Data section
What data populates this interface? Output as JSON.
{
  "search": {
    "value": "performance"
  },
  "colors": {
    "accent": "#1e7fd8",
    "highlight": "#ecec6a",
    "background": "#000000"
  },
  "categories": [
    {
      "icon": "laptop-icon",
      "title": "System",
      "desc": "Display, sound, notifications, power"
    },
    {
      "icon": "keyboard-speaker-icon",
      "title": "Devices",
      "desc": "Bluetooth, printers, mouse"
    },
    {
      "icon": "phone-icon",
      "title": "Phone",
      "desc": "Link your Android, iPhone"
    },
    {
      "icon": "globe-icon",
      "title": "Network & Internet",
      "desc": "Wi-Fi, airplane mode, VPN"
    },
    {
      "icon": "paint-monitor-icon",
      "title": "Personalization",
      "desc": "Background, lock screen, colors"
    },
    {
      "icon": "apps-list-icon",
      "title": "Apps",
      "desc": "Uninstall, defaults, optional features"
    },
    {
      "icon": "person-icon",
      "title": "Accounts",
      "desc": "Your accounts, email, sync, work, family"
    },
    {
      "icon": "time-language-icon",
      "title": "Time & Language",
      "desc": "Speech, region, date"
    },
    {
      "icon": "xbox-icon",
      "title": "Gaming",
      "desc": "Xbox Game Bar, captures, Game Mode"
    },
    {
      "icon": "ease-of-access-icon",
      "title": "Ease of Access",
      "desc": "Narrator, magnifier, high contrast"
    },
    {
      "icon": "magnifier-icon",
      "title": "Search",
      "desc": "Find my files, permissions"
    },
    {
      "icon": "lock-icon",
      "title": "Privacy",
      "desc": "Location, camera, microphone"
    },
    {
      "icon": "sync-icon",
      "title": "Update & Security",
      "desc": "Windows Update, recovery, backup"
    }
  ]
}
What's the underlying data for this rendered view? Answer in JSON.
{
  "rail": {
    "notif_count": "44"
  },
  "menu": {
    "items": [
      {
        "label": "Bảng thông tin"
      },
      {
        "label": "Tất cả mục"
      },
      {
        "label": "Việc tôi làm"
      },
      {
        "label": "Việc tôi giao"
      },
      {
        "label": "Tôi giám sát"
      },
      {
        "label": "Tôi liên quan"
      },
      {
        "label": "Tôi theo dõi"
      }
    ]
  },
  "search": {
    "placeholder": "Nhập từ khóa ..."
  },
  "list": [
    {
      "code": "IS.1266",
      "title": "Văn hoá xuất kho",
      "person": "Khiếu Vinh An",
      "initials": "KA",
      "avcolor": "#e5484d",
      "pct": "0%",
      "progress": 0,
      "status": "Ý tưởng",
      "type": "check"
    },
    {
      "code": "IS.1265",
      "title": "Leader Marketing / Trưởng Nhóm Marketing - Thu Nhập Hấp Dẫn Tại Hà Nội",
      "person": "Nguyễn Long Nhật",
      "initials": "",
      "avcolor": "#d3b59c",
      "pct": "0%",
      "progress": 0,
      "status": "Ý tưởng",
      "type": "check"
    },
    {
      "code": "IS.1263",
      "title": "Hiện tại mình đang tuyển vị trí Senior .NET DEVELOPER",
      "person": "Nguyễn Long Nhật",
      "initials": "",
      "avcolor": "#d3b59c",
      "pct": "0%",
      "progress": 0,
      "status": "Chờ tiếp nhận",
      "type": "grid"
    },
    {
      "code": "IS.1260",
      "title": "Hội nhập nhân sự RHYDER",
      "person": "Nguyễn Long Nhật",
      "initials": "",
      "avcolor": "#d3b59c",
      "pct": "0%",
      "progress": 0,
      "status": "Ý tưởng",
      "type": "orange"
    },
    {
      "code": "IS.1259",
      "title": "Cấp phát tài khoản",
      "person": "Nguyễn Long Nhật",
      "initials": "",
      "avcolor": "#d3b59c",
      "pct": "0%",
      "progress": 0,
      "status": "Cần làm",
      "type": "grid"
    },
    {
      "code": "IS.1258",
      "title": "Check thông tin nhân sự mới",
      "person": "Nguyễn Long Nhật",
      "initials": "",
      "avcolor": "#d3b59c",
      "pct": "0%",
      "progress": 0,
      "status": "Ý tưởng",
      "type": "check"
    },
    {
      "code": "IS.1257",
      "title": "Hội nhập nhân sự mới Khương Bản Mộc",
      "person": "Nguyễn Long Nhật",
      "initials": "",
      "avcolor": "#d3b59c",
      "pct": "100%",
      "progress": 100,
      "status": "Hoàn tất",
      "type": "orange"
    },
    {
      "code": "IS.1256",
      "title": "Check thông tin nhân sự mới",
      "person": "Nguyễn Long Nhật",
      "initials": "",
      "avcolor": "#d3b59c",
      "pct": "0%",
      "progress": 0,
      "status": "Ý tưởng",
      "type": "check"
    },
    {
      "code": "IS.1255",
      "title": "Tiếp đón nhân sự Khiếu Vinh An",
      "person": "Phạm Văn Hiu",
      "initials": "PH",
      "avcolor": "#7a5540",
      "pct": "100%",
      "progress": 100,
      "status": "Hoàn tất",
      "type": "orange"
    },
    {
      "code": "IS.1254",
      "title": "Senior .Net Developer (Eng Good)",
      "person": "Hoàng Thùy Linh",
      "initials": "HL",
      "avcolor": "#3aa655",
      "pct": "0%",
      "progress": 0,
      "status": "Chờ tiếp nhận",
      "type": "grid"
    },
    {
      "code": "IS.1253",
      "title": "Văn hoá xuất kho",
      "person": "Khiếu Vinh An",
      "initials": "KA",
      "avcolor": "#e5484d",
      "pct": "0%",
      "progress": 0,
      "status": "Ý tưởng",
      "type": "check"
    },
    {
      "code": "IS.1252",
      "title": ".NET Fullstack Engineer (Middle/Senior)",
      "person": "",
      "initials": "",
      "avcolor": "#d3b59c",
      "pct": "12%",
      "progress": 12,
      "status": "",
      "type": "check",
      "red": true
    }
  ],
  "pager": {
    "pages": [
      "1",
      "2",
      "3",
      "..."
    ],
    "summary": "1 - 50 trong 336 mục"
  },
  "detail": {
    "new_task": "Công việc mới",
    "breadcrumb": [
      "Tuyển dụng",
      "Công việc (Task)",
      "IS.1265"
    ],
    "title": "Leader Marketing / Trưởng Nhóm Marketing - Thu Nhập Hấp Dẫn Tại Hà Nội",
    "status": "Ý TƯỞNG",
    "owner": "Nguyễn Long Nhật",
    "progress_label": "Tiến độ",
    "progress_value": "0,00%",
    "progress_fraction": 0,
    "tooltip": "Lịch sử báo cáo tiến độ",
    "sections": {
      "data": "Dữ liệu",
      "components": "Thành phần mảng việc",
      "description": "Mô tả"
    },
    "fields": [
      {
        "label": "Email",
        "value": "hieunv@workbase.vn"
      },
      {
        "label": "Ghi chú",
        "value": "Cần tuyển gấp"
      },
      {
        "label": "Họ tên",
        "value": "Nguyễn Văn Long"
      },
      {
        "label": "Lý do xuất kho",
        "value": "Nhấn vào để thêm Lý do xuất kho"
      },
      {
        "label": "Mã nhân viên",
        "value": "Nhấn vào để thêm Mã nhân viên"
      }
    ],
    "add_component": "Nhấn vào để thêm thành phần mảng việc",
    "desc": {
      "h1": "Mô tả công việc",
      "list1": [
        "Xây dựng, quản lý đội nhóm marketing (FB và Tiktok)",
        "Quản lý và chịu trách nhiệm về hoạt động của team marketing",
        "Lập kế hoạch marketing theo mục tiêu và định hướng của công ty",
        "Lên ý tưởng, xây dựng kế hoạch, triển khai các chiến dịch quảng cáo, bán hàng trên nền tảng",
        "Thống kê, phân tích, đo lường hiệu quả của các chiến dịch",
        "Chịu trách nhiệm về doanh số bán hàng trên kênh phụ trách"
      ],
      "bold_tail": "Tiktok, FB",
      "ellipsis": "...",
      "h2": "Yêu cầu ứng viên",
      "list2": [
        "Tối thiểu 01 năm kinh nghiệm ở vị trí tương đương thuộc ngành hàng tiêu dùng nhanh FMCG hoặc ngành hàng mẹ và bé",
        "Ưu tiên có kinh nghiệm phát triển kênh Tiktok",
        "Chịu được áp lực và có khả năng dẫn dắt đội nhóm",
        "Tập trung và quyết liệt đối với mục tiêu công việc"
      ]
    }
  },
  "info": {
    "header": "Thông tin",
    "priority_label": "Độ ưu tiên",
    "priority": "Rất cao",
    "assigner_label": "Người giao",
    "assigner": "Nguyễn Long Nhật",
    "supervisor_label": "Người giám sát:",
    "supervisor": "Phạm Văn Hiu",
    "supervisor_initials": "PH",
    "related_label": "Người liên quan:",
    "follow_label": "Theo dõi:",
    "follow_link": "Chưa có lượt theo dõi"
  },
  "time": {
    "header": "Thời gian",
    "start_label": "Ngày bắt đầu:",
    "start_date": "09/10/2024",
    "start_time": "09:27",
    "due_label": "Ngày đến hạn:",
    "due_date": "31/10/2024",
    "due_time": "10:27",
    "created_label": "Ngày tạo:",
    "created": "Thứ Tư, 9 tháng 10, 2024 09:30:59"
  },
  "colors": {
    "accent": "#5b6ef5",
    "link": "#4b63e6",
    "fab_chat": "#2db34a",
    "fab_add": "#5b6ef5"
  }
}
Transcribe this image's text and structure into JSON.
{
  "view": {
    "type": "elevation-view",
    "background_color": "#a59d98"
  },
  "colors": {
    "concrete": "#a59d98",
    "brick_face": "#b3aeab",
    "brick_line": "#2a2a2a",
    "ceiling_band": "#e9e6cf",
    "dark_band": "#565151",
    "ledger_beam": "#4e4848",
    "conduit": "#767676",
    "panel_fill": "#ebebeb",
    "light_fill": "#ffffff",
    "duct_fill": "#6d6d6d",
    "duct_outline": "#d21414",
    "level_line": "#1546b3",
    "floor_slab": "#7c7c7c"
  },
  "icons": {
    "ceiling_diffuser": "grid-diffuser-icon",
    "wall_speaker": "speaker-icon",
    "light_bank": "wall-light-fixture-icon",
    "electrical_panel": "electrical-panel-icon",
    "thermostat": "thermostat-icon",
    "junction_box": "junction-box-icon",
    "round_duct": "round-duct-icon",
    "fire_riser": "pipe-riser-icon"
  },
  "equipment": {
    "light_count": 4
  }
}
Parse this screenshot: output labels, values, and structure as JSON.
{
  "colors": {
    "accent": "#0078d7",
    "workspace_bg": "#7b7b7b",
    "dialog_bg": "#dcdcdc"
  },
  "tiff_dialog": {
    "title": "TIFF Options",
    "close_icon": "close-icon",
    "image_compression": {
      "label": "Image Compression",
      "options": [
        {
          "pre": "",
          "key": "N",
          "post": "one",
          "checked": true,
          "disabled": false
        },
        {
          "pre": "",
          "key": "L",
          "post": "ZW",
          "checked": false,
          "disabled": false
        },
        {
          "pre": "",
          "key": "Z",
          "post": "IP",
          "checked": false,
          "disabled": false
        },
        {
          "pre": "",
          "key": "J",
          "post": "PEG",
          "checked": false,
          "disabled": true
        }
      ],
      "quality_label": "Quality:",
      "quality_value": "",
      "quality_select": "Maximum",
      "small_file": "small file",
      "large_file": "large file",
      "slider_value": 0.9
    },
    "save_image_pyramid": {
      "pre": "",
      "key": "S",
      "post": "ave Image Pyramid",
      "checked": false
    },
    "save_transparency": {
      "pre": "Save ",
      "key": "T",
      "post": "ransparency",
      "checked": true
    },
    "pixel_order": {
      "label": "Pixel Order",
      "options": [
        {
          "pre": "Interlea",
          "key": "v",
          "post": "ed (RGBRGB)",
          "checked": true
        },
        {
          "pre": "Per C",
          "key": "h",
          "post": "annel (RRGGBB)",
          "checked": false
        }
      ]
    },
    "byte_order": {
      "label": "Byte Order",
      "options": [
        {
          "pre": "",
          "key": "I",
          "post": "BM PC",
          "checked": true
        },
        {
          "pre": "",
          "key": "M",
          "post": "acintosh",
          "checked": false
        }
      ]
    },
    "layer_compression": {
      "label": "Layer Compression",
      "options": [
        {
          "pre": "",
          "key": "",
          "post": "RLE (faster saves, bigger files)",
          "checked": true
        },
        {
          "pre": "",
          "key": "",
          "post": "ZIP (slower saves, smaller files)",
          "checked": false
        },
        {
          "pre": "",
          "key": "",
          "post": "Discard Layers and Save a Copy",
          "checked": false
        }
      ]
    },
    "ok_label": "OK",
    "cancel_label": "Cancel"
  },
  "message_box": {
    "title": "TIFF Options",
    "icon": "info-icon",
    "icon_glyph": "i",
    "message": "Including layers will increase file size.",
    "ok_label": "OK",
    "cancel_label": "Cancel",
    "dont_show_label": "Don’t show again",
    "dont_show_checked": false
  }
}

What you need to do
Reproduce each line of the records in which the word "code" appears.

Answer to this problem
      "code": "IS.1266",
      "code": "IS.1265",
      "code": "IS.1263",
      "code": "IS.1260",
      "code": "IS.1259",
      "code": "IS.1258",
      "code": "IS.1257",
      "code": "IS.1256",
      "code": "IS.1255",
      "code": "IS.1254",
      "code": "IS.1253",
      "code": "IS.1252",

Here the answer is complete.